I have been exploring “Real Food” over the last month or so, and for Lent have been practicing keeping away from refined sugar. It’s been an interesting and eye-opening experiment so far. I started thinking about Real Food about a month ago, stumbling across the 100 Days of Real Food challenge (www.100daysofrealfood.com). As I read it, there was something about it that instantly connected with me. My last blogpost dove into some of the challenges with body image that have resided within my head for many years… as a result of that, I am loathe to go on diets. I think dieting is a sham, a complete and absolute sham. I think that unless we make changes to our diet that are ongoing and sustainable, dieting actually ends up causing us more harm than good. I have been on most of the dieting schemes at one point or another … Glycemic Index, The Zone, cabbage soup diet (that one was the worst! ;)), blah blah blah. And you do lose weight, of course you do, but it comes back… with a vengeance, and you end up feeling worse than when you started, less motivated the next time around, taking you further and further away from goals that have any relation to health or wellbeing and pushing you into an endless cycle of shame, failure, and self-loathing. For a few years now, I have refused to go on any diet purely for self-protection – I just can’t take it anymore.
But, all of that said, I am eager to explore health and wellbeing. I want to feel good in my body, to practice eating and movement that make me feel good, that give me energy, that strengthen my body and my ability to handle what life throws at me. My distaste of diets has cast a shadow over this goal, keeping me from exploring it for fear of sinking back into the mire of dieting.

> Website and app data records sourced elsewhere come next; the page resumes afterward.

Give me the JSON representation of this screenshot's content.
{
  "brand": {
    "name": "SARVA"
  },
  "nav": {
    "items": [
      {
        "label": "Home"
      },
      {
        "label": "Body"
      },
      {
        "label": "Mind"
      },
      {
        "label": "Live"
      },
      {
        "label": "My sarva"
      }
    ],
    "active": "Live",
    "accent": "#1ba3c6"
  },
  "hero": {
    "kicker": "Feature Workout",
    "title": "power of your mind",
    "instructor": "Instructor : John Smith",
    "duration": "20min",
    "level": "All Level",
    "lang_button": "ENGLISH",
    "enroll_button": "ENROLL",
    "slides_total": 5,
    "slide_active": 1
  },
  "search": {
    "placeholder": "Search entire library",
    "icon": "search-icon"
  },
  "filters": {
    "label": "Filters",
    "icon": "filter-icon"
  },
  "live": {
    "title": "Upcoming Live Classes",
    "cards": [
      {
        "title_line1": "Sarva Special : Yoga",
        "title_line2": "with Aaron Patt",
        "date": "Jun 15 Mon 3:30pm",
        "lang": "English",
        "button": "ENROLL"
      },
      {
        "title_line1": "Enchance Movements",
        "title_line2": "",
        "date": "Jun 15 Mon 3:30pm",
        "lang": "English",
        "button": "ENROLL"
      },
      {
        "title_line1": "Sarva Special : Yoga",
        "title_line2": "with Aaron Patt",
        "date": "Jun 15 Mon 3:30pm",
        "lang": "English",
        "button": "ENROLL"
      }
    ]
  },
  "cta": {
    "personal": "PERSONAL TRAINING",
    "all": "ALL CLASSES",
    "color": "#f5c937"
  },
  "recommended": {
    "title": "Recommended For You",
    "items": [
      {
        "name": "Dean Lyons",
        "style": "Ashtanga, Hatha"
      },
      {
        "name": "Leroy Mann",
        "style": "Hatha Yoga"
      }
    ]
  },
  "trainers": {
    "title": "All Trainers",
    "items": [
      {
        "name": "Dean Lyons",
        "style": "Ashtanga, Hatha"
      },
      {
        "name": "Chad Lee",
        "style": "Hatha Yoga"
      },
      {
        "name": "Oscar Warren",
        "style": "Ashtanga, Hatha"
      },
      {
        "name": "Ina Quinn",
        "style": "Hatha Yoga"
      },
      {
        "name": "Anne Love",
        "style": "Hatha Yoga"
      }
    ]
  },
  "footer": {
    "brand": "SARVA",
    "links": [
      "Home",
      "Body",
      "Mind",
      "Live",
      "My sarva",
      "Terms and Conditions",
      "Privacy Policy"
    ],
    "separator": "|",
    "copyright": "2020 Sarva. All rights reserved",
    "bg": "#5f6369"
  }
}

But Real Food offers me an opportunity to change my diet, ie: what I eat, in a way that serves my goals, which remain steadfastly focused on wellbeing and health, and not weight loss. Real Food is simple, which is what I love the most – there are no scales, no weird proportions, no powders or points or weigh-in sessions. It’s simply this… eat whole foods (as close to their original form as possible), avoid refined sugar and fried foods, try to make things yourself but if you eat packaged foods, choose ones with 5 ingredients or less. Voila, that’s it!
The other central part of my wellbeing exploration, is Mindful Eating, and this is quite possibly more important than the real food, although they go hand in hand. Mindful Eating is also simple… eat when you’re hungry, stop when you’re full. Pay attention to your body to get these signals and take care of your body by providing what it needs. It’s that simple, and it’s that difficult.
For many people, food is a source of comfort, at times a celebratory experience, at times it roots us to aspects of ourselves, our past, our culture. Food brings us together with others, centres social experiences, creates opportunities for positive memories. These things are so important, and what I’m discovering is that food should be a comfort, it should provide more than just nutrients. What is harder to learn is that food is not for numbing. Numbing is different than comfort, it is a shutting off or a shutting down. When things feel too hard, we are overwhelmed, and life has dealt us a tough hand or a tough day, we choose things that make it go away. For some people, this is alcohol, some it is drugs, some people like a cigarette, some people zone out in front of the television. For me, this has always been food. A way of checking out, disconnecting, and escaping whatever chaos has taken up residence within me. But the snag in this plan is two-fold…. first, the numbing doesn’t last, the feelings come back, sometimes stronger than before because they have been combined with the feelings of guilt and shame at using food to numb again. The second is that when you numb the pain, you numb the joy. We don’t have the power to selectively numb, and to choose which feelings we want to shut off, we just shut them all down. We escape our pain, but we also miss out on our joy. Getting into those feelings, allowing ourselves to feel them can be positively wretched, I won’t pretend it is fun … but it opens up the opportunity for us to feel the good things too, which is so worth it.
I don’t know why I want to write about all this, except to say that although all of this is decidedly simple, it is revolutionary for me. Learning to be in my body, to feel when it needs something, to provide what it needs, to take care of it in a nurturing and gracious way, this is new ground. Diets be damned, but this new path for me is a good one. I am having fun exploring how to make foods myself, I am learning about the crazy things they put in processed food and the effect this can have on our health, and most importantly, I am feeling good. Nourished, cared for, energetic, ready for what comes my way (well, at least a bit more ready ;)).
How do you relate to food? What positive or negative associations have you made with it? How do you pursue health in how you nourish and move your body?